#### What the task requires:
Take the line that contains "Decode this image" as the first line and the last line of the records as the end. Please set down everything in that range exactly.

┄┄┄┄┄┄┄┄┄┄

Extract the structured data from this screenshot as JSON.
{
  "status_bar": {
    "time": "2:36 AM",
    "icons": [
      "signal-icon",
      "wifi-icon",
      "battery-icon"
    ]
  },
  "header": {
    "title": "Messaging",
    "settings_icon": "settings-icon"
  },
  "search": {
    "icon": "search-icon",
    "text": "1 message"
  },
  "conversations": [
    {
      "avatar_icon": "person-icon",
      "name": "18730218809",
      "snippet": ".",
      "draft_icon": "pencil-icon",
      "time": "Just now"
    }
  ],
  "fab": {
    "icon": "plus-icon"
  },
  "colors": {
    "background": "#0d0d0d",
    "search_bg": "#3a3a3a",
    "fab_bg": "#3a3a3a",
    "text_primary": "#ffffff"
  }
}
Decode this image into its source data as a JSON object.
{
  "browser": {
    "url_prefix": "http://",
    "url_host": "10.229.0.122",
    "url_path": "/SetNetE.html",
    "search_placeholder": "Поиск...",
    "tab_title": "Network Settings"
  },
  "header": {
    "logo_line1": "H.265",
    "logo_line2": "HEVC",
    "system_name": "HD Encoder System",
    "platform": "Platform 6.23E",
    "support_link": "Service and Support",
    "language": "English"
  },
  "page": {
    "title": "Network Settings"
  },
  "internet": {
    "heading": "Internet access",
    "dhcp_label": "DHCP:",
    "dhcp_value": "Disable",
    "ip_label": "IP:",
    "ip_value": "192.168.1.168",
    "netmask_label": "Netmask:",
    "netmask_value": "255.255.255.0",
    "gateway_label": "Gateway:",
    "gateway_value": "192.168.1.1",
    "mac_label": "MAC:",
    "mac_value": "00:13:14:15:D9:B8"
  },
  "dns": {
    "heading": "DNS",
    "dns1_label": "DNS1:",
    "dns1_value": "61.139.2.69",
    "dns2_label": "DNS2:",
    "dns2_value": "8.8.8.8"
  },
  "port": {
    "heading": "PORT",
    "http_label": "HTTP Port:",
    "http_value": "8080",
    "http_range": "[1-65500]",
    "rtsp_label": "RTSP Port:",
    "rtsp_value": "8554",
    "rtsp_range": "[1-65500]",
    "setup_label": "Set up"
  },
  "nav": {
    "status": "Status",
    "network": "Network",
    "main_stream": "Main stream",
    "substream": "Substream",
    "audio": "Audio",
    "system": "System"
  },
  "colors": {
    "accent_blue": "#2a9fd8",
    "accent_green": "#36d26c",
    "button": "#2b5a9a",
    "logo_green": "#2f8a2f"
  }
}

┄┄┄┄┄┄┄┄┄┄

#### Written solution:
Decode this image into its source data as a JSON object.
{
  "browser": {
    "url_prefix": "http://",
    "url_host": "10.229.0.122",
    "url_path": "/SetNetE.html",
    "search_placeholder": "Поиск...",
    "tab_title": "Network Settings"
  },
  "header": {
    "logo_line1": "H.265",
    "logo_line2": "HEVC",
    "system_name": "HD Encoder System",
    "platform": "Platform 6.23E",
    "support_link": "Service and Support",
    "language": "English"
  },
  "page": {
    "title": "Network Settings"
  },
  "internet": {
    "heading": "Internet access",
    "dhcp_label": "DHCP:",
    "dhcp_value": "Disable",
    "ip_label": "IP:",
    "ip_value": "192.168.1.168",
    "netmask_label": "Netmask:",
    "netmask_value": "255.255.255.0",
    "gateway_label": "Gateway:",
    "gateway_value": "192.168.1.1",
    "mac_label": "MAC:",
    "mac_value": "00:13:14:15:D9:B8"
  },
  "dns": {
    "heading": "DNS",
    "dns1_label": "DNS1:",
    "dns1_value": "61.139.2.69",
    "dns2_label": "DNS2:",
    "dns2_value": "8.8.8.8"
  },
  "port": {
    "heading": "PORT",
    "http_label": "HTTP Port:",
    "http_value": "8080",
    "http_range": "[1-65500]",
    "rtsp_label": "RTSP Port:",
    "rtsp_value": "8554",
    "rtsp_range": "[1-65500]",
    "setup_label": "Set up"
  },
  "nav": {
    "status": "Status",
    "network": "Network",
    "main_stream": "Main stream",
    "substream": "Substream",
    "audio": "Audio",
    "system": "System"
  },
  "colors": {
    "accent_blue": "#2a9fd8",
    "accent_green": "#36d26c",
    "button": "#2b5a9a",
    "logo_green": "#2f8a2f"
  }
}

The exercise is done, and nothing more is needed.